Beyond Nuclear and a coalition of environmental groups (including Citizens for Alternatives to Chemical Contamination, Citizens Environmental Alliance of Southwestern Ontario, Don't Waste Michigan, and the Sierra Club Michigan Chapter), represented by attorney Terry Lodge of Toledo, has just filed our defense in opposition to DTE/Detroit Edison's motion to dispose of "Contention 8" against the Fermi 3 new reactor proposal in Monroe, Michigan. Contention 8 alleges that the nuclear utility has not properly mitigated the effects from construction and operation of Fermi 3 on the state-endangered Eastern Fox Snake. This also has implications for protection of the fragile wetlands habitat along the Lake Erie shoreline favored as habitat by the snake, threatened by the 1,560 megawatt-electric GE-Hitachi "Economic Simplified Boiling Water Reactor" (ESBWR).

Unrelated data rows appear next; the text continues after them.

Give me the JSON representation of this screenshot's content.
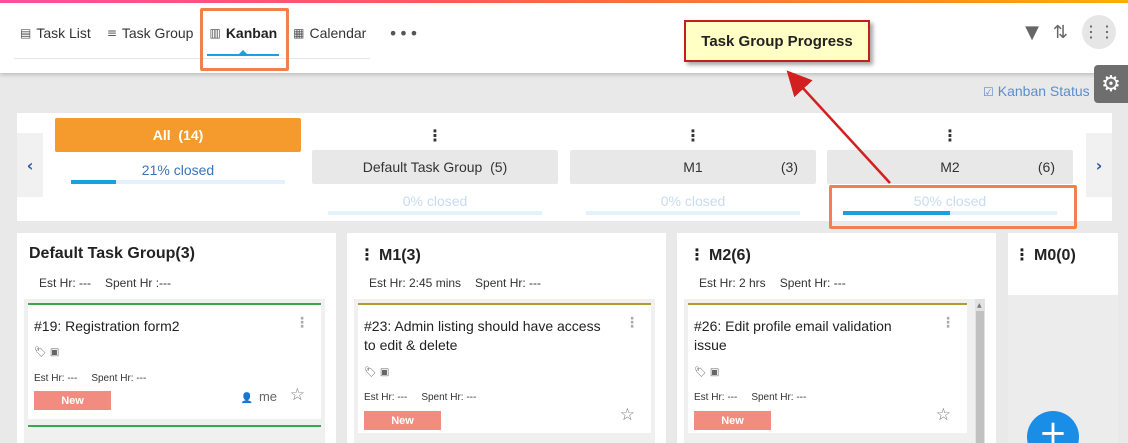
{
  "tabs": [
    {
      "label": "Task List",
      "icon": "list-icon"
    },
    {
      "label": "Task Group",
      "icon": "task-group-icon"
    },
    {
      "label": "Kanban",
      "icon": "kanban-icon",
      "active": true
    },
    {
      "label": "Calendar",
      "icon": "calendar-icon"
    }
  ],
  "more_label": "•••",
  "callout": {
    "text": "Task Group Progress"
  },
  "kanban_status": {
    "label": "Kanban Status"
  },
  "groups": [
    {
      "name": "All",
      "count": "(14)",
      "closed": "21% closed",
      "progress": 0.21,
      "active": true
    },
    {
      "name": "Default Task Group",
      "count": "(5)",
      "closed": "0% closed",
      "progress": 0
    },
    {
      "name": "M1",
      "count": "(3)",
      "closed": "0% closed",
      "progress": 0
    },
    {
      "name": "M2",
      "count": "(6)",
      "closed": "50% closed",
      "progress": 0.5
    }
  ],
  "columns": [
    {
      "title": "Default Task Group(3)",
      "est": "Est Hr: ---",
      "spent": "Spent Hr :---",
      "card": {
        "title": "#19: Registration form2",
        "est": "Est Hr: ---",
        "spent": "Spent Hr: ---",
        "status": "New",
        "owner": "me"
      }
    },
    {
      "title": "M1(3)",
      "est": "Est Hr: 2:45 mins",
      "spent": "Spent Hr: ---",
      "card": {
        "title": "#23: Admin listing should have access to edit & delete",
        "est": "Est Hr: ---",
        "spent": "Spent Hr: ---",
        "status": "New"
      }
    },
    {
      "title": "M2(6)",
      "est": "Est Hr: 2 hrs",
      "spent": "Spent Hr: ---",
      "card": {
        "title": "#26: Edit profile email validation issue",
        "est": "Est Hr: ---",
        "spent": "Spent Hr: ---",
        "status": "New"
      }
    },
    {
      "title": "M0(0)"
    }
  ],
  "fab_label": "+",
  "colors": {
    "accent": "#1a9fe0",
    "all_group": "#f59a2c",
    "highlight": "#f0804f",
    "callout_border": "#c41d24",
    "status_new": "#f28c81"
  }
}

AP has reported that leaked U.S. diplomatic memos have revealed that in late 2009, 11.5 pounds of highly enriched uranium (HEU) at a nuclear facility in Libya were guarded by only a single armed guard for about a month. The critical mass for 85% HEU is about 110 pounds, meaning that the Libyan HEU would have provided 10% of the HEU needed for a nuclear weapon. In addition to the inadequate security, the U.S. diplomatic memos fretted about a loading crane that could have been used to steal the casks containing the HEU, and warned that the HEU could leak out of its containers within a few months.

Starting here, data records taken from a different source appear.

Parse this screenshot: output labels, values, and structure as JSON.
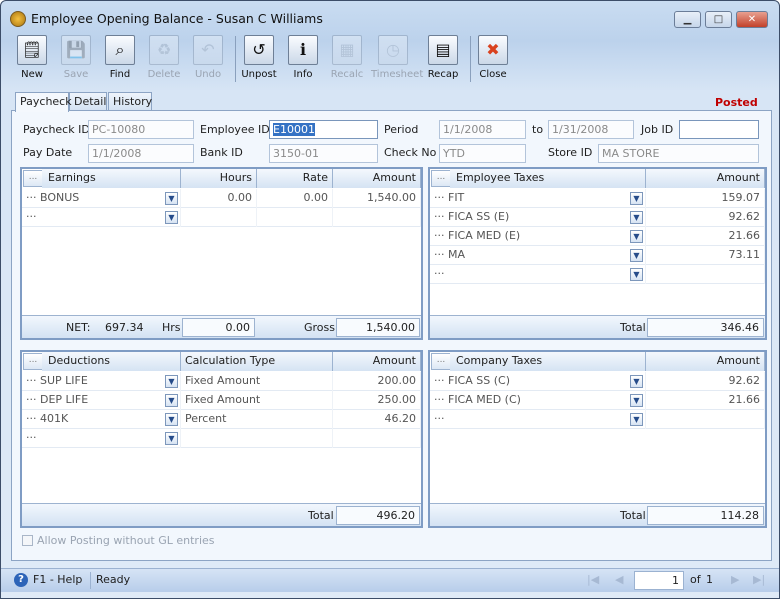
{
  "window": {
    "title": "Employee Opening Balance - Susan C Williams",
    "controls": [
      "minimize",
      "maximize",
      "close"
    ]
  },
  "toolbar": [
    {
      "label": "New",
      "icon": "new-icon",
      "enabled": true
    },
    {
      "label": "Save",
      "icon": "save-icon",
      "enabled": false
    },
    {
      "label": "Find",
      "icon": "find-icon",
      "enabled": true
    },
    {
      "label": "Delete",
      "icon": "delete-icon",
      "enabled": false
    },
    {
      "label": "Undo",
      "icon": "undo-icon",
      "enabled": false
    },
    {
      "label": "Unpost",
      "icon": "unpost-icon",
      "enabled": true
    },
    {
      "label": "Info",
      "icon": "info-icon",
      "enabled": true
    },
    {
      "label": "Recalc",
      "icon": "recalc-icon",
      "enabled": false
    },
    {
      "label": "Timesheet",
      "icon": "timesheet-icon",
      "enabled": false
    },
    {
      "label": "Recap",
      "icon": "recap-icon",
      "enabled": true
    },
    {
      "label": "Close",
      "icon": "close-icon",
      "enabled": true
    }
  ],
  "tabs": [
    "Paycheck",
    "Detail",
    "History"
  ],
  "active_tab": "Paycheck",
  "status_badge": "Posted",
  "form": {
    "paycheck_id_label": "Paycheck ID",
    "paycheck_id": "PC-10080",
    "employee_id_label": "Employee ID",
    "employee_id": "E10001",
    "period_label": "Period",
    "period_from": "1/1/2008",
    "to_label": "to",
    "period_to": "1/31/2008",
    "job_id_label": "Job ID",
    "job_id": "",
    "pay_date_label": "Pay Date",
    "pay_date": "1/1/2008",
    "bank_id_label": "Bank ID",
    "bank_id": "3150-01",
    "check_no_label": "Check No",
    "check_no": "YTD",
    "store_id_label": "Store ID",
    "store_id": "MA STORE"
  },
  "earnings": {
    "headers": [
      "Earnings",
      "Hours",
      "Rate",
      "Amount"
    ],
    "rows": [
      [
        "BONUS",
        "0.00",
        "0.00",
        "1,540.00"
      ],
      [
        "",
        "",
        "",
        ""
      ]
    ],
    "net_label": "NET:",
    "net": "697.34",
    "hrs_label": "Hrs",
    "hrs": "0.00",
    "gross_label": "Gross",
    "gross": "1,540.00"
  },
  "employee_taxes": {
    "headers": [
      "Employee Taxes",
      "Amount"
    ],
    "rows": [
      [
        "FIT",
        "159.07"
      ],
      [
        "FICA SS (E)",
        "92.62"
      ],
      [
        "FICA MED (E)",
        "21.66"
      ],
      [
        "MA",
        "73.11"
      ],
      [
        "",
        ""
      ]
    ],
    "total_label": "Total",
    "total": "346.46"
  },
  "deductions": {
    "headers": [
      "Deductions",
      "Calculation Type",
      "Amount"
    ],
    "rows": [
      [
        "SUP LIFE",
        "Fixed Amount",
        "200.00"
      ],
      [
        "DEP LIFE",
        "Fixed Amount",
        "250.00"
      ],
      [
        "401K",
        "Percent",
        "46.20"
      ],
      [
        "",
        "",
        ""
      ]
    ],
    "total_label": "Total",
    "total": "496.20"
  },
  "company_taxes": {
    "headers": [
      "Company Taxes",
      "Amount"
    ],
    "rows": [
      [
        "FICA SS (C)",
        "92.62"
      ],
      [
        "FICA MED (C)",
        "21.66"
      ],
      [
        "",
        ""
      ]
    ],
    "total_label": "Total",
    "total": "114.28"
  },
  "allow_posting_label": "Allow Posting without GL entries",
  "allow_posting_checked": false,
  "statusbar": {
    "help": "F1 - Help",
    "status": "Ready",
    "page": "1",
    "of_label": "of",
    "total_pages": "1"
  },
  "colors": {
    "posted": "#c00000",
    "selection": "#3472c4"
  }
}
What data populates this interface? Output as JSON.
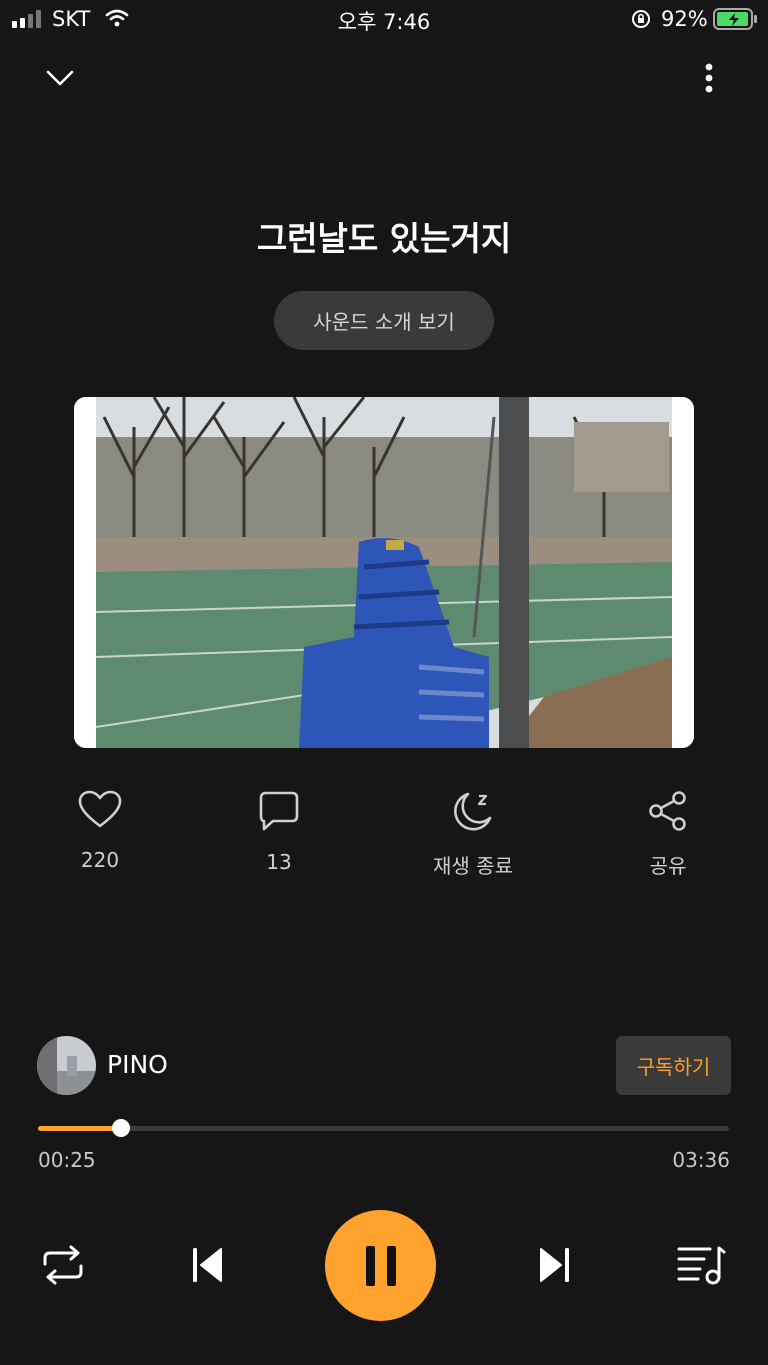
{
  "status_bar": {
    "carrier": "SKT",
    "time": "오후 7:46",
    "battery_pct": "92%"
  },
  "track": {
    "title": "그런날도 있는거지",
    "intro_button": "사운드 소개 보기"
  },
  "actions": {
    "like_count": "220",
    "comment_count": "13",
    "sleep_label": "재생 종료",
    "share_label": "공유"
  },
  "artist": {
    "name": "PINO",
    "subscribe_label": "구독하기"
  },
  "player": {
    "current_time": "00:25",
    "duration": "03:36",
    "progress": 0.12
  },
  "colors": {
    "accent": "#ffa22e",
    "background": "#161616"
  }
}
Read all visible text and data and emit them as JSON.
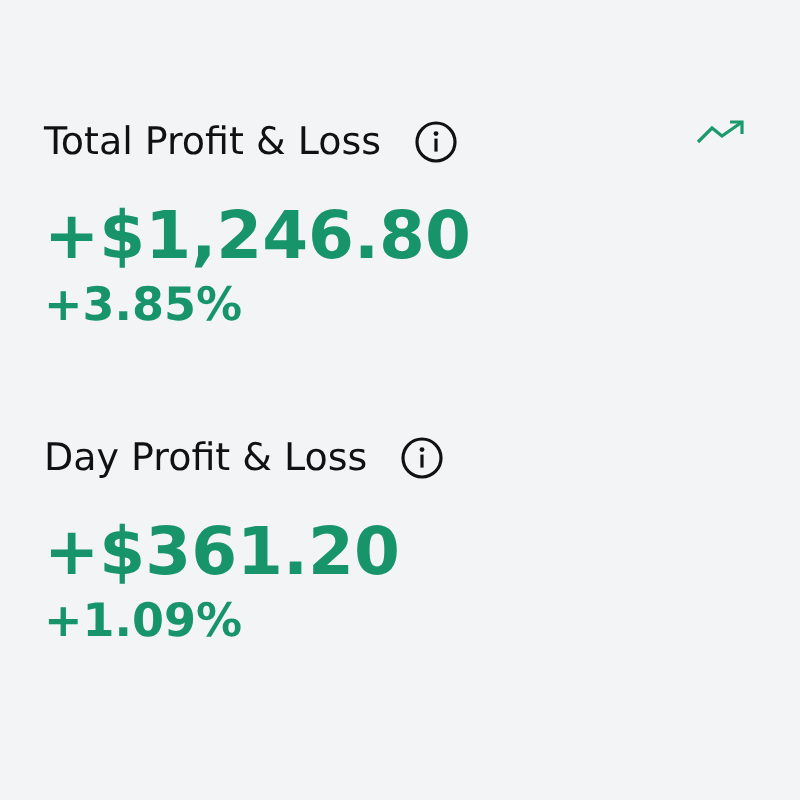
{
  "sections": [
    {
      "kind": "trend",
      "title": "Total Profit & Loss",
      "value": "+$1,246.80",
      "percent": "+3.85%"
    },
    {
      "kind": "plain",
      "title": "Day Profit & Loss",
      "value": "+$361.20",
      "percent": "+1.09%"
    }
  ]
}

"Chernobyl: Consequences of the Catastrophe for People and the Environment" available online for free
Chernobyl: Consequences of the Catastrophe for People and the Environment, Dec. 2009, 335 pages, published by the New York Academy of Sciences (NYAS), is viewable online at no charge in PDF format. Go to: http://www.nyas.org/Publications/Annals/Detail.aspx?cid=f3f3bd16-51ba-4d7b-a086-753f44b3bfc1. Then click on “Full Text.” Then, under “Annals Access,” next to “Nonmembers,” click on “View Annals TOC free.” This will allow you, chapter by chapter, to download and/or view the entire text of the book, for free. As the 25th commemoration of the Chernobyl nuclear catastrophe approaches (April 26, 2011), this vital book could not be more timely. It is written by Alexey V. Yablokov of the Center for Russian Environmental Policy in Moscow, Russia; Vassily B. Nesterenko, and Alexey V. Nesterenko, of the Institute of Radiation Safety in Minsk, Belarus. Janette D. Sherman-Nevinger of the Environmental Institute at Western Michigan University in Kalamazoo, Michigan, U.S.A. has served as the Consulting Editor. Please help spread the word about this significant scientific study, and its availability online at no charge. Its hardcopy sale price from the NYAS has been a whopping $150 for nonmembers – out of reach, of course, for most all-volunteer anti-nuclear groups. Besides that, NYAS only printed 700 hardcopies of the book to begin with. Now, no copies are left, and it is unknown if more will be printed.
The Honorable Russ Feingold, Democratic U.S. Senator from Wisconsin, is receiving thanks for his long leadership on nuclear weapons and nuclear power issues. On Wed., Dec. 1st, Sen. Feingold is the guest of honor at a U.S. Capitol reception hosted by the arms control and non-proliferation community, to thank him for his leadership against nuclear weapons risks (also to be honored are U.S. Sen. Byron Dorgan, Democrat of North Dakota, and U.S. Representative John Spratt, Democrat of South Carolina). In addition, Sen. Feingold was just thanked by Beyond Nuclear's Kevin Kamps in an op-ed, published in the Madison, WI Cap Times, for his leadership in opposing the risks of radioactive waste transporation on the Great Lakes, as well as radioactive waste "recycling" into consumer products. Sen. Feingold, who has served Wisconsin for 18 years in the U.S. Senate, just lost his re-election bid on Nov. 2nd. He and his stellar staff will be sorely missed.